(Items from a dataset)
##############################

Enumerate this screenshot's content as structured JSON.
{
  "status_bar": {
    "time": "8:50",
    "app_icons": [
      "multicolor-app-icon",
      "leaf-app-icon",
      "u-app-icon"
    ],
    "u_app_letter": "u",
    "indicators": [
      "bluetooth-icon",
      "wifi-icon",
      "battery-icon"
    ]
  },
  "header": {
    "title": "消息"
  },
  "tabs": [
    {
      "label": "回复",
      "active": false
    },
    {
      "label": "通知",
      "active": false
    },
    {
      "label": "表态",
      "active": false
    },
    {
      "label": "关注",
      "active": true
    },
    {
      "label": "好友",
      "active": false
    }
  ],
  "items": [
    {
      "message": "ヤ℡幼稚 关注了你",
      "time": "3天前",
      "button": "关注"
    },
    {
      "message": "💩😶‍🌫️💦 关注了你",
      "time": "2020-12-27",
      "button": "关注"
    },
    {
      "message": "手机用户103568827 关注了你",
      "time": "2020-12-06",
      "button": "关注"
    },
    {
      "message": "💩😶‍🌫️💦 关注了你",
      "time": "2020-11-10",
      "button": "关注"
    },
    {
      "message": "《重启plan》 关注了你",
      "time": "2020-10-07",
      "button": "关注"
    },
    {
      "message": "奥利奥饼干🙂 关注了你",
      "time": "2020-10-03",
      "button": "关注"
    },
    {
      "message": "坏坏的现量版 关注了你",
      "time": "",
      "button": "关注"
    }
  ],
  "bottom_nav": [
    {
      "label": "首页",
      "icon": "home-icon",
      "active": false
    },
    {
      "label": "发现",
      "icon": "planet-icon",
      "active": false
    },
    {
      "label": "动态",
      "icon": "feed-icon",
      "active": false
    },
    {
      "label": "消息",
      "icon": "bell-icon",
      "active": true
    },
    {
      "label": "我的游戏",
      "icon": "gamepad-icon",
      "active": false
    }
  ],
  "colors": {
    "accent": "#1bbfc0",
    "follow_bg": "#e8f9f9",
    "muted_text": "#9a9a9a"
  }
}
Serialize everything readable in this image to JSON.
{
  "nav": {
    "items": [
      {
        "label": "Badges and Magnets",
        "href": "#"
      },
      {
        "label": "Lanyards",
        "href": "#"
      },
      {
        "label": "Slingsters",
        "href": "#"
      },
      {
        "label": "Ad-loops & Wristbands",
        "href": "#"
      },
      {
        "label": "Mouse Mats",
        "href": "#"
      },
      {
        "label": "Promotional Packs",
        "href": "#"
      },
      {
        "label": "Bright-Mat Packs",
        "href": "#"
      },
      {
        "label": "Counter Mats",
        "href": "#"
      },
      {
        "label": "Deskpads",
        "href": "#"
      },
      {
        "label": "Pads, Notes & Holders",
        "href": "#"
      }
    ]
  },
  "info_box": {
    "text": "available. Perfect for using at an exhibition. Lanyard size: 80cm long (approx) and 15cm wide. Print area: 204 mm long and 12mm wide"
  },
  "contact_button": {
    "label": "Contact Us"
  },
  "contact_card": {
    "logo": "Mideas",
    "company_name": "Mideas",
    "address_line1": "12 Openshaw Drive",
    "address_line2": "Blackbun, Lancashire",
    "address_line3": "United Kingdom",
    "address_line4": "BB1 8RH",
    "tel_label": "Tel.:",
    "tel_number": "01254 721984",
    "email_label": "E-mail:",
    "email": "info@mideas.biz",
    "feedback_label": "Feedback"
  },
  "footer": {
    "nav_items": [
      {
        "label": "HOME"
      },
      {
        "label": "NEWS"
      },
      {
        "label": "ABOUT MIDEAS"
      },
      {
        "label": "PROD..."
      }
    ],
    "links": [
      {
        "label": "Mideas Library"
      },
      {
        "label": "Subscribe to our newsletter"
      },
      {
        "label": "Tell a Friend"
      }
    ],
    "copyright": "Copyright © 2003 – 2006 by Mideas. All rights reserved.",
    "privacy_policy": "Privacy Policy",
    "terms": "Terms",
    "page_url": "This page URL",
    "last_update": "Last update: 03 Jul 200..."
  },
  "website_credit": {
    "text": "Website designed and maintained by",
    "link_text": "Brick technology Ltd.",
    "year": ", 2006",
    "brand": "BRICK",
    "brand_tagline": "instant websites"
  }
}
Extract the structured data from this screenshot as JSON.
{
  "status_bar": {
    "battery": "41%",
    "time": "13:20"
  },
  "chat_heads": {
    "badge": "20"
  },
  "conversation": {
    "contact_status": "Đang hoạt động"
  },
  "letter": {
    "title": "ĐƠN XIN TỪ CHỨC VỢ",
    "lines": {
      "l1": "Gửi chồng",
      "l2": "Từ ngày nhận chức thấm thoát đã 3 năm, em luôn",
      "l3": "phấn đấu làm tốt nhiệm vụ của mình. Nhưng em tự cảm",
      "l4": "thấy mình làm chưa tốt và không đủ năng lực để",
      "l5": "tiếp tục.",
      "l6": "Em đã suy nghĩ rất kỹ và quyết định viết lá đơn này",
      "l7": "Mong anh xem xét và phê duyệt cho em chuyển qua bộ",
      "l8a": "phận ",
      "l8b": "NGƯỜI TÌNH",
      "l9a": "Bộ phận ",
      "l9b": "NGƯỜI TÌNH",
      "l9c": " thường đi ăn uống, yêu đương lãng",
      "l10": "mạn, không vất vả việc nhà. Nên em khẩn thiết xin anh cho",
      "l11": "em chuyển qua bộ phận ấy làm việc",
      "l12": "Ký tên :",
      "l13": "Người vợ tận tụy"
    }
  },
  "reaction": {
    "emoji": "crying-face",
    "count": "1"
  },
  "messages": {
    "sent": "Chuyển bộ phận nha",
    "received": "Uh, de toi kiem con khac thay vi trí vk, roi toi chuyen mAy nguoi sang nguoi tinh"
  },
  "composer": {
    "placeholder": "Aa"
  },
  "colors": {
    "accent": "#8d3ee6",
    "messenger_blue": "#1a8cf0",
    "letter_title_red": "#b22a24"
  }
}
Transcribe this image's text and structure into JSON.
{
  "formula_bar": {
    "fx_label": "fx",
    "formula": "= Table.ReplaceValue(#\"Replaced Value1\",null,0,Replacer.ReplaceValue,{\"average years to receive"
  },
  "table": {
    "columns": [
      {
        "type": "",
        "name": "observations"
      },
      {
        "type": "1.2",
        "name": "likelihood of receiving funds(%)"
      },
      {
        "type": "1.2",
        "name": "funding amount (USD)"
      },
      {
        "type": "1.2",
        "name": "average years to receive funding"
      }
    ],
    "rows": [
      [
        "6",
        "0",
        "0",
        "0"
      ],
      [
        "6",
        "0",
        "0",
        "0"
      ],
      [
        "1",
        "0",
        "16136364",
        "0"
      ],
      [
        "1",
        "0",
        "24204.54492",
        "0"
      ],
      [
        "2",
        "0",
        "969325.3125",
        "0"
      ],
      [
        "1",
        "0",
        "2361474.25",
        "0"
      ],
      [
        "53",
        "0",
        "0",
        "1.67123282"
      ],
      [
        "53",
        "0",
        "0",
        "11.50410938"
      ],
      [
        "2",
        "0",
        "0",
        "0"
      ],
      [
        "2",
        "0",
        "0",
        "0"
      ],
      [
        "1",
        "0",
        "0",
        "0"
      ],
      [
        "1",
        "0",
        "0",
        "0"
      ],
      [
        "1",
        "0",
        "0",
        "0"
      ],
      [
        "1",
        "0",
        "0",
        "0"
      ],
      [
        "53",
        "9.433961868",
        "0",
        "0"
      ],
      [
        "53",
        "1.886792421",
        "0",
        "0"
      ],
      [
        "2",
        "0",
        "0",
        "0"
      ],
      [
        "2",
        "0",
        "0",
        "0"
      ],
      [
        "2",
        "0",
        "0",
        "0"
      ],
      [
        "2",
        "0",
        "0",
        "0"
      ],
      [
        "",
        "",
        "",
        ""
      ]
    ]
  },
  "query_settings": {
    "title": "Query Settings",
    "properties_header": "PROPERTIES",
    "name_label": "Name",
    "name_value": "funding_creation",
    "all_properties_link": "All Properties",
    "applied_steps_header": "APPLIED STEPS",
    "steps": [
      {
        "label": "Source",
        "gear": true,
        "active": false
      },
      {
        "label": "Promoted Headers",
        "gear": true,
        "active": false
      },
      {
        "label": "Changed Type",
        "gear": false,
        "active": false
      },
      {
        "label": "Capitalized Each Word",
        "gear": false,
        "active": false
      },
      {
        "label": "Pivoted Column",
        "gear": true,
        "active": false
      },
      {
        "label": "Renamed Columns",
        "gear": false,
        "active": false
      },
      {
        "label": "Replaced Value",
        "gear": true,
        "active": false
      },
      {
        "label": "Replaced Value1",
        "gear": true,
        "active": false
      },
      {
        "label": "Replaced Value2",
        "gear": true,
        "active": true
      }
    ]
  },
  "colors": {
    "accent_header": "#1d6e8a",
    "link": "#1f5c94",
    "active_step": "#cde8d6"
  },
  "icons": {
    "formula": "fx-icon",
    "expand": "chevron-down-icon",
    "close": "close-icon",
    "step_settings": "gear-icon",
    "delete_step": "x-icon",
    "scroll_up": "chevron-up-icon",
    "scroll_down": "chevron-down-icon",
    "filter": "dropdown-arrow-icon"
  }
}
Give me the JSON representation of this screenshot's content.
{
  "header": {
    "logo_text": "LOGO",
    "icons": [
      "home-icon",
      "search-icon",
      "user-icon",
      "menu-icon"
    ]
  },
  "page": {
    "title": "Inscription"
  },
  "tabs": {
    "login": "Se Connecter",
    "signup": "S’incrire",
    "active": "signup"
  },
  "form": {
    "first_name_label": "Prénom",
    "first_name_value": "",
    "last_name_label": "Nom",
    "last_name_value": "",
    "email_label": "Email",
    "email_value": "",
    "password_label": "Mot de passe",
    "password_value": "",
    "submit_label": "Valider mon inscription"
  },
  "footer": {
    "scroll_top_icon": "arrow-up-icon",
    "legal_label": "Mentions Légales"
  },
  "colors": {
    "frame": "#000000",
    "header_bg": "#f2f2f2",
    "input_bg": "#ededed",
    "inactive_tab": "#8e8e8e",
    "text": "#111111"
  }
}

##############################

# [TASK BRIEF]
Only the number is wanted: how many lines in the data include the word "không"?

# [TASK ANSWER]
2